[DATA SUPPLIED]

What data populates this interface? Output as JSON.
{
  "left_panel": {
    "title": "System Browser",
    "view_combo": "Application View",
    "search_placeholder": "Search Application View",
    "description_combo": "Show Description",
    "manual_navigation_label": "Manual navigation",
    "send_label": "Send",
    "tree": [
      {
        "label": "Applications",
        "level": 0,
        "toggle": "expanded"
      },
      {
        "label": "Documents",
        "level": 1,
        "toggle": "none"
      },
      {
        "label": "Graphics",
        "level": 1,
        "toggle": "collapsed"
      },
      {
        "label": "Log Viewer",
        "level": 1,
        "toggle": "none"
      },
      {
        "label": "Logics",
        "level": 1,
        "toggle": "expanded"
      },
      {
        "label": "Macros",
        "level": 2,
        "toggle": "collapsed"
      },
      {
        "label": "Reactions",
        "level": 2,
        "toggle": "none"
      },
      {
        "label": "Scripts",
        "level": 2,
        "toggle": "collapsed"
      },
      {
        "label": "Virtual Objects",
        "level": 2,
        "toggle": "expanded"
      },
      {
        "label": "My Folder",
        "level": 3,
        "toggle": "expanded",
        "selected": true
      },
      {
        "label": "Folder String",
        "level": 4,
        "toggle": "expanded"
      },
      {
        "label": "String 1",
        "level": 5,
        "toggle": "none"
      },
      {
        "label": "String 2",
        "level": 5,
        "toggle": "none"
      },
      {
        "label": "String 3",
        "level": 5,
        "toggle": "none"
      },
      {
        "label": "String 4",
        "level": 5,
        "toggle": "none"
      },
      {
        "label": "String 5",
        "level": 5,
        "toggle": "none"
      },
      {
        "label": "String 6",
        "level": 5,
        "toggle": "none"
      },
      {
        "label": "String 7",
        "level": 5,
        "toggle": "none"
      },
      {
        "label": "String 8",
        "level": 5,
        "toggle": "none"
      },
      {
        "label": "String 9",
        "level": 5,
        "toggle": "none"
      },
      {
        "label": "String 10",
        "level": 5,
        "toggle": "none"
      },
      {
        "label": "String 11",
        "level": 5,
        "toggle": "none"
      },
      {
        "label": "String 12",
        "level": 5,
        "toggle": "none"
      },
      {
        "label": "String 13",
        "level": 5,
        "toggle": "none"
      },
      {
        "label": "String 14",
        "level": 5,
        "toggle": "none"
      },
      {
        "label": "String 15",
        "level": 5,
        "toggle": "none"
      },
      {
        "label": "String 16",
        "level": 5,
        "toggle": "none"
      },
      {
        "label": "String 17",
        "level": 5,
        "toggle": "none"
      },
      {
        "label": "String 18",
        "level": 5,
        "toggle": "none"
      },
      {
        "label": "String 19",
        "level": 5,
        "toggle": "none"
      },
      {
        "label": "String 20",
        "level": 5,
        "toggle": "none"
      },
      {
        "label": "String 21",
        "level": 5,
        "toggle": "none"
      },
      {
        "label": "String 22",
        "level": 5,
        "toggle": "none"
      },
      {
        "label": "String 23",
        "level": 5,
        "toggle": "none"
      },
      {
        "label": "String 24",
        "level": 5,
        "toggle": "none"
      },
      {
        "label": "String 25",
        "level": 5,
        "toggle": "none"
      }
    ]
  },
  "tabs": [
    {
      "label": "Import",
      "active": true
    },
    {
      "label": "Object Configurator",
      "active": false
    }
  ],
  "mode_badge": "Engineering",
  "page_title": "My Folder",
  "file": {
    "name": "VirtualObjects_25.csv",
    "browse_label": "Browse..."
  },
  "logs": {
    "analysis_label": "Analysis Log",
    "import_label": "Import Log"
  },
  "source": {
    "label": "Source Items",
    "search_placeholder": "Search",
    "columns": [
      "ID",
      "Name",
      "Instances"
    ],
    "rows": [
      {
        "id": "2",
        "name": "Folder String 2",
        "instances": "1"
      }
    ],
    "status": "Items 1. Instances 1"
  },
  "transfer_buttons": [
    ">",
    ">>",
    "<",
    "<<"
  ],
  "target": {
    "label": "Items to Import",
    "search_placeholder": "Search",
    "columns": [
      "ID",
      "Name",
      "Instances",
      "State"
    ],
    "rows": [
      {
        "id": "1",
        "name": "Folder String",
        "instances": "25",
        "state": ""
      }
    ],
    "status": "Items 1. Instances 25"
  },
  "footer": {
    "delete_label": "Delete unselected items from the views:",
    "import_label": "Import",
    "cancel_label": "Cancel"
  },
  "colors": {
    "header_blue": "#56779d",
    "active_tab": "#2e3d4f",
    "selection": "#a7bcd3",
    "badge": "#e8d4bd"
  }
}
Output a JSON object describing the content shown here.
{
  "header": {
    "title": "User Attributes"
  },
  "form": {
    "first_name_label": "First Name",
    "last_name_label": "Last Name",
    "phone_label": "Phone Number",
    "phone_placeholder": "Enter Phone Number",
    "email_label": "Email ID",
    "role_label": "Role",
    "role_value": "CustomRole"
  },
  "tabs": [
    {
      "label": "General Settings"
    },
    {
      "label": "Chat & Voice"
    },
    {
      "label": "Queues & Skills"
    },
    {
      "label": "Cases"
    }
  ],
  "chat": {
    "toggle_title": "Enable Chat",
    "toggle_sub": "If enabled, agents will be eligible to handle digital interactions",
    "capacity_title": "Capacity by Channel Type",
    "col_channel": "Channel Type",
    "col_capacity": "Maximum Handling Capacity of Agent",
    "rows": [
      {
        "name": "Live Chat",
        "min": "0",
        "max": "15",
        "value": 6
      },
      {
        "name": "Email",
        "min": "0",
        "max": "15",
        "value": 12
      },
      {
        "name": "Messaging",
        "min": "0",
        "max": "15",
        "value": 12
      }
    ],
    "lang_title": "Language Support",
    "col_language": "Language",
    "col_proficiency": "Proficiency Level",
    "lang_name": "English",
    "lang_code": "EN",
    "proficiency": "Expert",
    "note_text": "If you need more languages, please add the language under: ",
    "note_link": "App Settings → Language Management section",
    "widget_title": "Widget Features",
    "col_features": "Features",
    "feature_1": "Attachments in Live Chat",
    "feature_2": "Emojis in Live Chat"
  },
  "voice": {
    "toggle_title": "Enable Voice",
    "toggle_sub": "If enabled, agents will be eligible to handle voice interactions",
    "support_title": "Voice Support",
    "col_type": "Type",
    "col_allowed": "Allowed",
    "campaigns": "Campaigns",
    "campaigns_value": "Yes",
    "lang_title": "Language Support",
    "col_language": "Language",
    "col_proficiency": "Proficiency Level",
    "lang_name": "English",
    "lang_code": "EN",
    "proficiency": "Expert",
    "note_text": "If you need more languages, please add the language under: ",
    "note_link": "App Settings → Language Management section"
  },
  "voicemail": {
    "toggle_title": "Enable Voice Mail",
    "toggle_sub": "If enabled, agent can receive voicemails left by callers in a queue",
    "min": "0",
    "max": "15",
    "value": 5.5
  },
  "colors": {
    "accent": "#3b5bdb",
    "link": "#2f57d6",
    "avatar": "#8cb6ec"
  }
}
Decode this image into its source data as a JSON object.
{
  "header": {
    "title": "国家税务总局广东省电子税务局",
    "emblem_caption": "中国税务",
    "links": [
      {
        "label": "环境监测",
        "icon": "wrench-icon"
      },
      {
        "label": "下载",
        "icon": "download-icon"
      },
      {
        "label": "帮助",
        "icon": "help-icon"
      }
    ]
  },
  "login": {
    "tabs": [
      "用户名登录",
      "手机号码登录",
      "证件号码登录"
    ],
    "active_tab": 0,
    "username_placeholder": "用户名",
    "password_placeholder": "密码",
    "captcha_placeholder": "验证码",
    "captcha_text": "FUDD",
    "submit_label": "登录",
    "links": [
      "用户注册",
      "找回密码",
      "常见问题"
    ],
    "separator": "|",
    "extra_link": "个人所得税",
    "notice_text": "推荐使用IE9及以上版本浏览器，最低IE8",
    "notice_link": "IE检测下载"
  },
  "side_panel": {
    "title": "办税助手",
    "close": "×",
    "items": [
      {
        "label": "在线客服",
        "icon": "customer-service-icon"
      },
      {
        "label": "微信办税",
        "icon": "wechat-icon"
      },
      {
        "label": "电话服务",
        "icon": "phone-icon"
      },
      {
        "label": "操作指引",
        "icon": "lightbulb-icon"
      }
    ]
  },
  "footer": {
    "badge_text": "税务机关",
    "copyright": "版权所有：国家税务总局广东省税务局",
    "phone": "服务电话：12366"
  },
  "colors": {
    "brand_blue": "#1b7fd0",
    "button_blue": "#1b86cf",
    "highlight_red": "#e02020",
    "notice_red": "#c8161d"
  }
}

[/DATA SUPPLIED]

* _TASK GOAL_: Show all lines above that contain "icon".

* _EXERCISE ANSWER_:
        "icon": "wrench-icon"
        "icon": "download-icon"
        "icon": "help-icon"
        "icon": "customer-service-icon"
        "icon": "wechat-icon"
        "icon": "phone-icon"
        "icon": "lightbulb-icon"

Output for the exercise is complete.